Prepared for a surprise review?

Just kidding.  After Earth wasn’t good. (And hey, at least this is the end of the bad scifi movies that have come out so far.  Hopefully.)

The good news though: it’s not the worst thing Shyamalan has done by far (Lady in the Water, the Happening, and the Last Airbender are duking it out for that distinction), but it’s still watchable enough.  The big problem to me was the biggest clunker of a line ever, from Cypher Rage: “Everything has evolved on Earth to kill humans.”

This is obviously stupid, mainly because humanity left earth a thousand years prior to the start of the film.  How can something evolve to kill something that hasn’t been there to evolve against?!

And then the movie completely abandons that conceit too (well, except for the random temperature fluctuations) with boneheaded decisions by Kitai Rage, Cypher’s son, or at least some of them (that gorilla charge in the beginning?
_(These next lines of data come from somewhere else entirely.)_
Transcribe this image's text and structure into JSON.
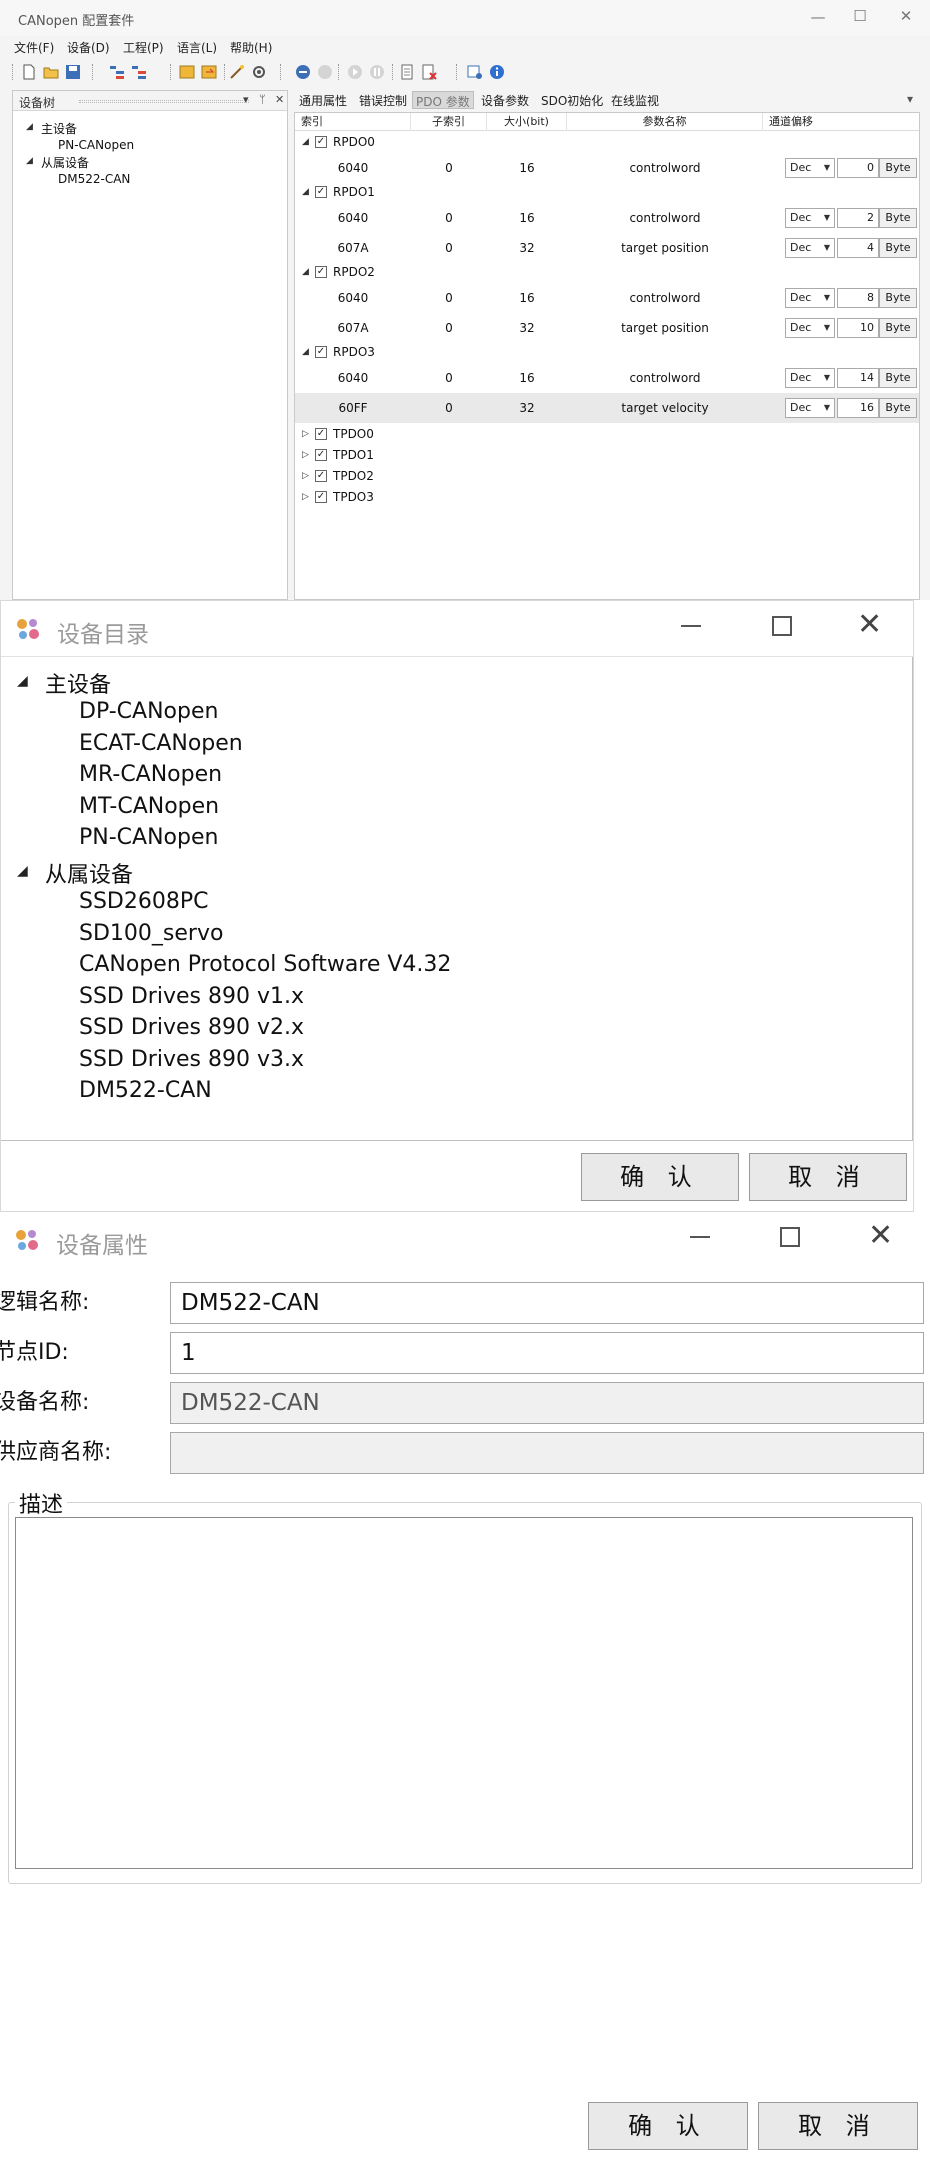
{
  "app": {
    "title": "CANopen 配置套件",
    "menu": [
      "文件(F)",
      "设备(D)",
      "工程(P)",
      "语言(L)",
      "帮助(H)"
    ],
    "tree_panel": {
      "title": "设备树",
      "items": [
        {
          "label": "主设备",
          "level": 0,
          "expanded": true
        },
        {
          "label": "PN-CANopen",
          "level": 1
        },
        {
          "label": "从属设备",
          "level": 0,
          "expanded": true
        },
        {
          "label": "DM522-CAN",
          "level": 1
        }
      ]
    },
    "tabs": [
      "通用属性",
      "错误控制",
      "PDO 参数",
      "设备参数",
      "SDO初始化",
      "在线监视"
    ],
    "active_tab": 2,
    "pdo_table": {
      "columns": [
        "索引",
        "子索引",
        "大小(bit)",
        "参数名称",
        "通道偏移"
      ],
      "rpdo_groups": [
        {
          "name": "RPDO0",
          "rows": [
            {
              "index": "6040",
              "sub": "0",
              "size": "16",
              "param": "controlword",
              "format": "Dec",
              "offset": "0",
              "unit": "Byte"
            }
          ]
        },
        {
          "name": "RPDO1",
          "rows": [
            {
              "index": "6040",
              "sub": "0",
              "size": "16",
              "param": "controlword",
              "format": "Dec",
              "offset": "2",
              "unit": "Byte"
            },
            {
              "index": "607A",
              "sub": "0",
              "size": "32",
              "param": "target position",
              "format": "Dec",
              "offset": "4",
              "unit": "Byte"
            }
          ]
        },
        {
          "name": "RPDO2",
          "rows": [
            {
              "index": "6040",
              "sub": "0",
              "size": "16",
              "param": "controlword",
              "format": "Dec",
              "offset": "8",
              "unit": "Byte"
            },
            {
              "index": "607A",
              "sub": "0",
              "size": "32",
              "param": "target position",
              "format": "Dec",
              "offset": "10",
              "unit": "Byte"
            }
          ]
        },
        {
          "name": "RPDO3",
          "rows": [
            {
              "index": "6040",
              "sub": "0",
              "size": "16",
              "param": "controlword",
              "format": "Dec",
              "offset": "14",
              "unit": "Byte"
            },
            {
              "index": "60FF",
              "sub": "0",
              "size": "32",
              "param": "target velocity",
              "format": "Dec",
              "offset": "16",
              "unit": "Byte",
              "selected": true
            }
          ]
        }
      ],
      "tpdo_groups": [
        "TPDO0",
        "TPDO1",
        "TPDO2",
        "TPDO3"
      ]
    }
  },
  "catalog": {
    "title": "设备目录",
    "groups": [
      {
        "label": "主设备",
        "items": [
          "DP-CANopen",
          "ECAT-CANopen",
          "MR-CANopen",
          "MT-CANopen",
          "PN-CANopen"
        ]
      },
      {
        "label": "从属设备",
        "items": [
          "SSD2608PC",
          "SD100_servo",
          "CANopen Protocol Software V4.32",
          "SSD Drives 890 v1.x",
          "SSD Drives 890 v2.x",
          "SSD Drives 890 v3.x",
          "DM522-CAN"
        ]
      }
    ],
    "ok_label": "确 认",
    "cancel_label": "取 消"
  },
  "props": {
    "title": "设备属性",
    "logic_name_label": "逻辑名称:",
    "logic_name_value": "DM522-CAN",
    "node_id_label": "节点ID:",
    "node_id_value": "1",
    "device_name_label": "设备名称:",
    "device_name_value": "DM522-CAN",
    "vendor_label": "供应商名称:",
    "vendor_value": "",
    "desc_label": "描述",
    "ok_label": "确 认",
    "cancel_label": "取 消"
  }
}
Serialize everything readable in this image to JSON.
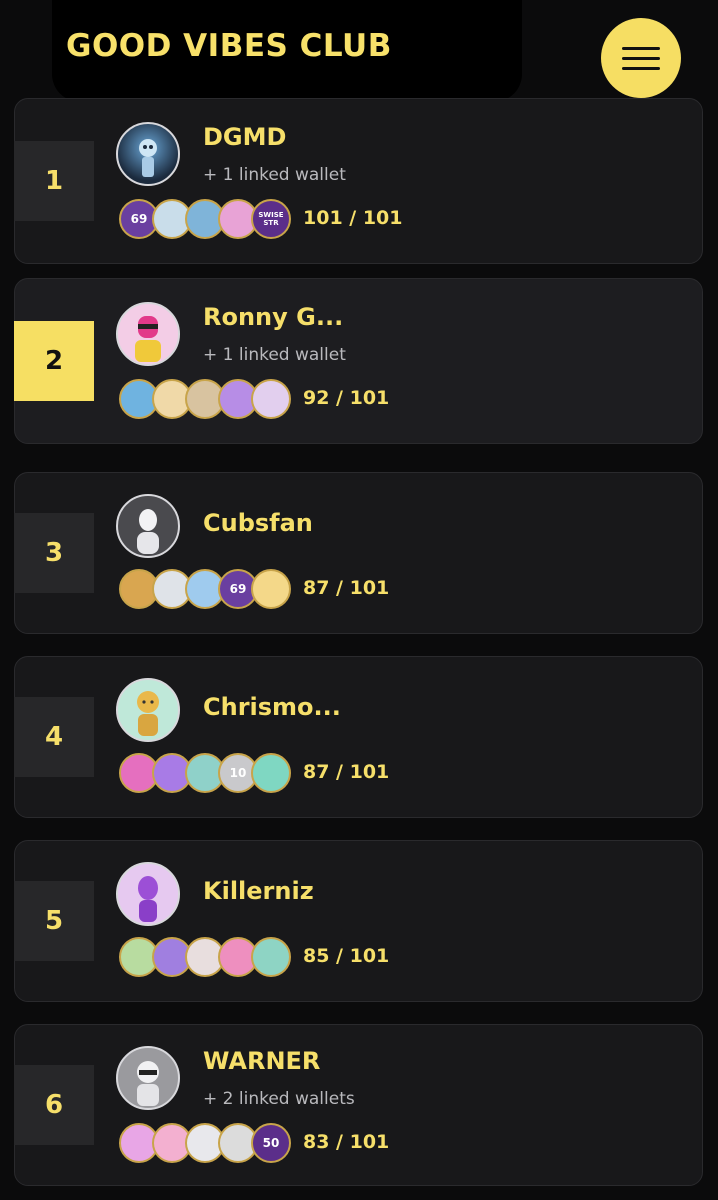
{
  "header": {
    "title": "GOOD VIBES CLUB",
    "menu_icon": "hamburger-menu-icon"
  },
  "colors": {
    "accent": "#f6df63",
    "card_bg": "#18181a",
    "rank_bg": "#272729",
    "page_bg": "#0b0b0c"
  },
  "leaderboard": [
    {
      "rank": "1",
      "name": "DGMD",
      "linked": "+ 1 linked wallet",
      "score": "101 / 101",
      "badges": [
        {
          "label": "69",
          "color": "#6a3fa0"
        },
        {
          "label": "",
          "color": "#c9ddea"
        },
        {
          "label": "",
          "color": "#7fb4d9"
        },
        {
          "label": "",
          "color": "#e8a3d6"
        },
        {
          "label": "SWISE STR",
          "color": "#5b2e8a"
        }
      ]
    },
    {
      "rank": "2",
      "name": "Ronny G...",
      "linked": "+ 1 linked wallet",
      "score": "92 / 101",
      "badges": [
        {
          "label": "",
          "color": "#6fb3e0"
        },
        {
          "label": "",
          "color": "#f0d9a8"
        },
        {
          "label": "",
          "color": "#d8c3a0"
        },
        {
          "label": "",
          "color": "#b78de6"
        },
        {
          "label": "",
          "color": "#e2cfee"
        }
      ]
    },
    {
      "rank": "3",
      "name": "Cubsfan",
      "linked": "",
      "score": "87 / 101",
      "badges": [
        {
          "label": "",
          "color": "#d9a650"
        },
        {
          "label": "",
          "color": "#dfe3e8"
        },
        {
          "label": "",
          "color": "#9fcbee"
        },
        {
          "label": "69",
          "color": "#6a3fa0"
        },
        {
          "label": "",
          "color": "#f4d889"
        }
      ]
    },
    {
      "rank": "4",
      "name": "Chrismo...",
      "linked": "",
      "score": "87 / 101",
      "badges": [
        {
          "label": "",
          "color": "#e56fbf"
        },
        {
          "label": "",
          "color": "#a87be6"
        },
        {
          "label": "",
          "color": "#8fd1c9"
        },
        {
          "label": "10",
          "color": "#c9c9cc"
        },
        {
          "label": "",
          "color": "#7fd7c2"
        }
      ]
    },
    {
      "rank": "5",
      "name": "Killerniz",
      "linked": "",
      "score": "85 / 101",
      "badges": [
        {
          "label": "",
          "color": "#b8dca0"
        },
        {
          "label": "",
          "color": "#a07fe0"
        },
        {
          "label": "",
          "color": "#e8dede"
        },
        {
          "label": "",
          "color": "#ee8fbf"
        },
        {
          "label": "",
          "color": "#8ed4c4"
        }
      ]
    },
    {
      "rank": "6",
      "name": "WARNER",
      "linked": "+ 2 linked wallets",
      "score": "83 / 101",
      "badges": [
        {
          "label": "",
          "color": "#e8a6e6"
        },
        {
          "label": "",
          "color": "#f3b0d0"
        },
        {
          "label": "",
          "color": "#e8e8ec"
        },
        {
          "label": "",
          "color": "#dcdcdc"
        },
        {
          "label": "50",
          "color": "#5b2e8a"
        }
      ]
    }
  ]
}
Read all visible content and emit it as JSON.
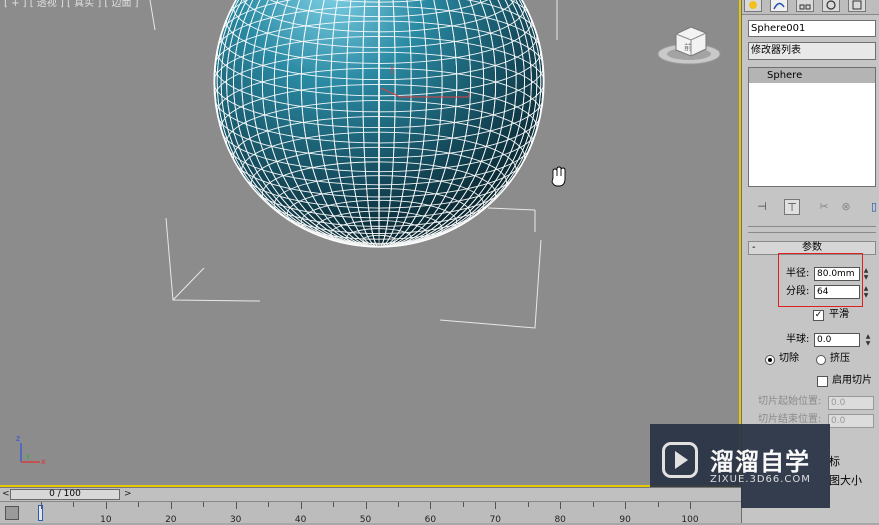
{
  "viewport": {
    "label": "[ + ] [ 透视 ] [ 真实 ] [ 边面 ]",
    "object_name": "Sphere001",
    "cursor_icon": "hand-pan-cursor",
    "gizmo_icon": "viewcube-icon",
    "axis_icon": "xyz-axis-tripod-icon"
  },
  "command_panel": {
    "tabs": [
      "create-icon",
      "modify-icon",
      "hierarchy-icon",
      "motion-icon",
      "display-icon"
    ],
    "object_name": "Sphere001",
    "modifier_list": "修改器列表",
    "modifier_stack": [
      "Sphere"
    ],
    "stack_tools": [
      "pin-stack-icon",
      "show-end-result-icon",
      "make-unique-icon",
      "remove-modifier-icon",
      "configure-sets-icon"
    ],
    "rollout_title": "参数",
    "rollout_toggle": "-",
    "radius_label": "半径:",
    "radius_value": "80.0mm",
    "segments_label": "分段:",
    "segments_value": "64",
    "smooth_label": "平滑",
    "smooth_checked": true,
    "hemisphere_label": "半球:",
    "hemisphere_value": "0.0",
    "chop_label": "切除",
    "squash_label": "挤压",
    "squash_selected": false,
    "chop_selected": true,
    "slice_on_label": "启用切片",
    "slice_from_label": "切片起始位置:",
    "slice_from_value": "0.0",
    "slice_to_label": "切片结束位置:",
    "slice_to_value": "0.0",
    "map_coords_tail": "标",
    "real_world_tail": "图大小"
  },
  "watermark": {
    "title": "溜溜自学",
    "url": "ZIXUE.3D66.COM"
  },
  "timeline": {
    "slider_text": "0 / 100",
    "prev_arrow": "<",
    "next_arrow": ">",
    "ticks": [
      "10",
      "20",
      "30",
      "40",
      "50",
      "60",
      "70",
      "80",
      "90",
      "100"
    ]
  },
  "colors": {
    "viewport_bg": "#8c8c8c",
    "sphere": "#2a7f97",
    "wire": "#ffffff",
    "selection_box": "#e02020",
    "active_border": "#e6c800"
  }
}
Caused because the dumbshit threw a rock at a lone gorilla’s head).  There’s other logic breakdowns too: for example; an anti-toxin for something you haven’t encountered in a thousand years and shouldn’t have an anti-toxin for such a thing anyway?  Blind monsters that react to fear?  And that overnight freezing bit?  How do all the plants actually come back from that?

It’s those stupid inconsistencies and more that prevent this movie from being any good, because there was, strangely, a decent movie beneath all of this[1].  This didn’t have any of Shyamalan’s gimmicky twists this time, but rather, a more linear storyline with a few flashbacks peppered throughout.

The story is as follows: Kitai just failed the ranger exam, which would have allowed him to join the rangers in being able to fight off the Ursa, those blind pheromone smelling beasts that kill humans without remorse (my god that’s a dumb idea, just reiterating that).  Kitai, as a ranger, would have also achieved a phenomena known as “ghosting”, wherein one loses all fear and is in complete control of his body and emotions.  They’re undetectable to the Ursa, so they’re in effect the perfect defense.  Meanwhile, Cypher comes back from a mission, and decides to take on one more: taking a captured Ursa sack and transporting it to a training grounds for ghosts in training.  The transport mission hits an asteroid field of sorts, and they enter a wormhole, which leads them to a quarantined Earth.  Cue story to get off of planet Earth, with Kitai going towards the broken off tail section, since Cypher was injured in the crash.  There are trust and parenting issues happening: Cypher hasn’t been around a lot because of his constant mission happening, and Kitai blames his father for a few things, one of which involves his older sister.

It’s probably that dynamic where the film succeeds the most, and if there were a stronger setup I would have given the film a pass based on that alone.  But this is Shyamalan, and expectations are low in general for a good film from him.  That said, those low expectations make this film kinda okay.  It’s better than his recent stuff, which is a step in the right direction.

It’s still not good though.  Maybe he’ll get better?


[1] The normal thing to make in a Shyamalan movie is how everyone loses their ability to act.  I’m not going to do that here.  Will Smith is appropriately stoic (the whole ghosting thing, remember?), and Jaden Smith is the rebellious teenager.  Jaden still needs to find some range, but the acting was hardly the worst thing to come from this film.